The second aspect, considering the improvement of a business using 5G technology, occurs on the user side, from individuals to companies from all industries. 5G is proving to be the change catalyst for digital business transformation. An example of such transformation is happening in modern medicine as we speak, though perhaps slower than in some other industries, primarily in improving the treatment experience but also facilitating daily administrative work, so that medical staff have more time to do what they know best and are paid for – practice medicine. Networking and faster data transfer allow for quicker emergency response time and better decision-making. The next step in the application of 5G in healthcare will be advanced 3D models and telemedicine.
The application of 5G network infrastructure and related technologies is evident in the accelerated digitalization of supply chains, which is achieved through industrial IoT systems. We can already see an example of this in our power distribution networks, where 5G technology provides faster access to all business-relevant data. It’s not just about the application of various sensors and the collection of data that could not be collected so far, but also about the impact on the operation of the systems themselves, which so far could not, at least not so efficiently, be accomplished.
Informatization and processing of large amounts of data also occurs in the area described by the term “farm to fork”, i.e. in agriculture and, more broadly, food production. It’s been a long time since agriculture only involved tractors and combine harvesters, as now we have satellites, AI, drones and multispectral cameras. All of this would be impossible without 5G infrastructure.
Another important aspect of the application of 5G technologies is the reduction of cost per bit. For this purpose, it’s vital to have very high-capacity networks, with much shorter response time (lower latency), the ability to simultaneously connect massive numbers of devices, networks that are “self-aware”, i.e. that can configure, defend and repair themselves. Another aspect of the application of 5G technologies can be seen in the reduction of energy costs, and as far as end users are concerned, 5G enables better personalization of all services.
Naturally, the digital transformation of business didn’t start with the implementation of 5G, but these technologies enable applications (use cases) that previous technologies did not. For instance, in the automotive industry, previous technologies provided different types of driving assistance, while 5G allows autonomous driving (driverless vehicles). In medicine, it was already possible to diagnose and monitor a patient remotely, and today, 5G is used for 3D medical consultations and more complex surgeries. In the fourth generation, technology-enabled cognitive maintenance, and 5G enables machine navigation. These are just some of the brand-new possibilities powered by 5G.

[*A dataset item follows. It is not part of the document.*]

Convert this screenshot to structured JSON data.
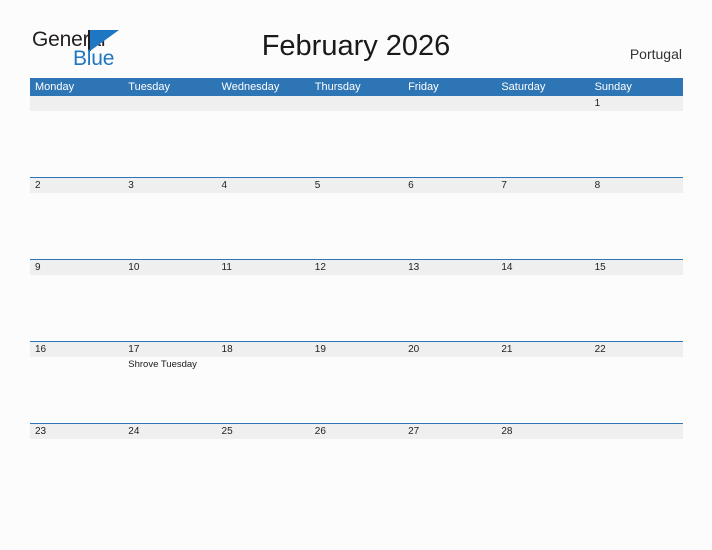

The digital roundtable of the German-Croatian Chamber of Industry and Commerce (AHK) gathered Nives Sandri, CT Head and Board Member at Nokia Siemens Networks; Dr. Stjepan Sučić, Board Member at Končar – Digital; Dalibor Kezele, Director of Agriculture sector at Podravka Croatia; Ognjen Bagatin, CEO of Bagatin Clinic. The moderator was Mladen Perkov from Intelligent Energy Cluster.